This writer has been invested in the cause of the 99ers since first discovering that there was a long-term unemployment problem, one that looked to be getting worse. And it has. It is also expected to get a lot worse. With a coming spike of new 99ers (commensurate with a spike approximately 99 weeks ago in 2008) in April and May and lasting several months, the current 5 million 99ers could potentially swell to as many as 9 or 10 million. With the job market remaining virtually flat and an unemployment rate not likely to fall below 9 percent in the coming year, that horrific number of jobless and unemployment benefits-less presents a tremendous drain on the American economy.
And if something occurs that causes more company shutdowns, drawdowns, downsizings, mergers and eliminations, the numbers could be worse. Far worse.
Because 99ers aren’t discriminatory in who they allow under their umbrella of unemployed. One becomes a 99er as soon as one remains jobless and is ineligible for further unemployment benefits, regular, extended, or emergency extended. One doesn’t actually have to have received 99 weeks of unemployment (in some states, individuals are ineligible for Tiers of unemployment due to their unemployment rate) and then got cut off to be a 99er. One just has to have exhausted their unemployment benefits.
And then there are those that fully support 99ers who never received an unemployment benefits check. These “honorary” 99ers, the families and friends and concerned citizens, understand and sympathize that not only are the long-term jobless hurting in this economic downturn, but that there are secondary victims of 99er joblessness — children, spouses, extended family, those that depend on the 99er to pay bills and invest in the local and national economy — as well.
A letter speaking on behalf of 99ers was sent to me via Associated Content channels Friday, the day the president signed into law a compromise bill that forestalled the creation of 4 million 99ers within the next three months (and perhaps as many as 6 or more million in the coming year) by authorizing funds for unemployment benefits extensions for 13 months. The bill also authorized tax breaks and cuts to the tune of $801 billion. At the same time, an omnibus government spending bill that measures over one trillion dollars and includes almost nothing to stimulate jobs (but $8 billion in pork spending). It is a necessary budgetary spending measure that ensures that the government is funded through the fiscal year, but it is also full of unnecessary funding and spending.
At the same time, 99ers cannot get a measure past introduction in either chamber of Congress.
The letter sent me is a simple one outlining the plight of the average 99er. It is a call for public awareness. It is also a cry for help from others to demand of their legislators action to actually do something for the 99ers — create an extra unemployment benefits Tier, engage in job creation, something.
Pass the letter around. Send to everyone you know. Forward it. Post it to a website, on your Wall on Facebook. Retweet it. Add to it and send it to your Congressman, Senator, the White House. But most important — make certain that copies are sent to media outlets. Perhaps if enough are sent, mainstream media might take up the 99er cause.
99ers are attempting to help themselves.

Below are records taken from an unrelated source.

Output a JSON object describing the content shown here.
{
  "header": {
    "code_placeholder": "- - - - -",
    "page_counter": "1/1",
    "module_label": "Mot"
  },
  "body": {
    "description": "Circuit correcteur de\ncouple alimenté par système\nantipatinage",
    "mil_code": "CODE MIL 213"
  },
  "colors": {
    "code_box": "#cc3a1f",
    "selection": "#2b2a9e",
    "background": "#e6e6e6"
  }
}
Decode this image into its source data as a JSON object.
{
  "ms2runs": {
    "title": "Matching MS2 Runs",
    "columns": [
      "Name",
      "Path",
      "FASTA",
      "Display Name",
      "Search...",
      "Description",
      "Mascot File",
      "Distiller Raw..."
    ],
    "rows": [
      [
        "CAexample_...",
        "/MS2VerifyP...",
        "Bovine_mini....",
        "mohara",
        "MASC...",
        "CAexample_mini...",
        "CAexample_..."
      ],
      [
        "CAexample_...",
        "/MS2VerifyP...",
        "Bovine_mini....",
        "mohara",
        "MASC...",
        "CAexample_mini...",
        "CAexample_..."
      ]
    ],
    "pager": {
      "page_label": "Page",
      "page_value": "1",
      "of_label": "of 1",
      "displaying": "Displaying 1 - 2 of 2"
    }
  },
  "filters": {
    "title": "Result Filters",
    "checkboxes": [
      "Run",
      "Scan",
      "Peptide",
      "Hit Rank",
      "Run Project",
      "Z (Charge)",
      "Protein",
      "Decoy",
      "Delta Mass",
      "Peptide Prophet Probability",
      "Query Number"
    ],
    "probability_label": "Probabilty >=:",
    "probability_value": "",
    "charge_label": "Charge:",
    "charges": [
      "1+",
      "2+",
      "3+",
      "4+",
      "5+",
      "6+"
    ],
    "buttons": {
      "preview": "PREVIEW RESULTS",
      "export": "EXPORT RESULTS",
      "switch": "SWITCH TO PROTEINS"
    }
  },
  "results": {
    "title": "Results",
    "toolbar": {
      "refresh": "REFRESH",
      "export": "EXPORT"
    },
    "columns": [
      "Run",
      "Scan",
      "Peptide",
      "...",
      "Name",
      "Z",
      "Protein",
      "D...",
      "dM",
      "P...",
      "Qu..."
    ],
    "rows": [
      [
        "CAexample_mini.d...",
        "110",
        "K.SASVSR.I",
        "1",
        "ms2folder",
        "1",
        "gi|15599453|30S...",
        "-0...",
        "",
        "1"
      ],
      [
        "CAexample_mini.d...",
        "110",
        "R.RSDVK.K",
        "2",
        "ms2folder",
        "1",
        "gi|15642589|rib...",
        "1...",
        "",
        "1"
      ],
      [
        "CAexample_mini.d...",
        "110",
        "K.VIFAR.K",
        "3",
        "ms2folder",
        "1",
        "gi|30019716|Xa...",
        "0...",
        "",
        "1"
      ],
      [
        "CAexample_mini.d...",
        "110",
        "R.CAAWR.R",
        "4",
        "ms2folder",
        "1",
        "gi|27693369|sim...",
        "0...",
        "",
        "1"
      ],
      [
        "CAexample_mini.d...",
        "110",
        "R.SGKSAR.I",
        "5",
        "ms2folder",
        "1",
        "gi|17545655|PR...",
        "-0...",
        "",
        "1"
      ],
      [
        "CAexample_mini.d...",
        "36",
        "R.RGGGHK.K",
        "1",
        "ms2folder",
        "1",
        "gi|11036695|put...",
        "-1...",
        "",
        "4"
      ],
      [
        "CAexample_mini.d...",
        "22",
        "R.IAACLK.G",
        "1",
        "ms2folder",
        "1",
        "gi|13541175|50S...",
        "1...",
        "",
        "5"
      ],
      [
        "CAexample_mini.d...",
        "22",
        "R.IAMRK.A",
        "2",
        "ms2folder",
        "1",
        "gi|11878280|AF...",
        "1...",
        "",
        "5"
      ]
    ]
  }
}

Despite the railings of many ultra-conservatives, they are not the lazy, the listless, or pariahs. They are simply out-of-work Americans who have been unable to find meaningful employment in an economy that has cost most of them not only their jobs, but their homes, their lives, vehicles, savings, pensions — the list is endless — while they search for any kind of employment.
A little support from their fellow Americans might be all they need.
A copy of the letter can be found HERE at Twitlonger.
“Employment Situation Summary,” BLS.gov
“Attn 99ers! Send this letter…”, Twitlonger.com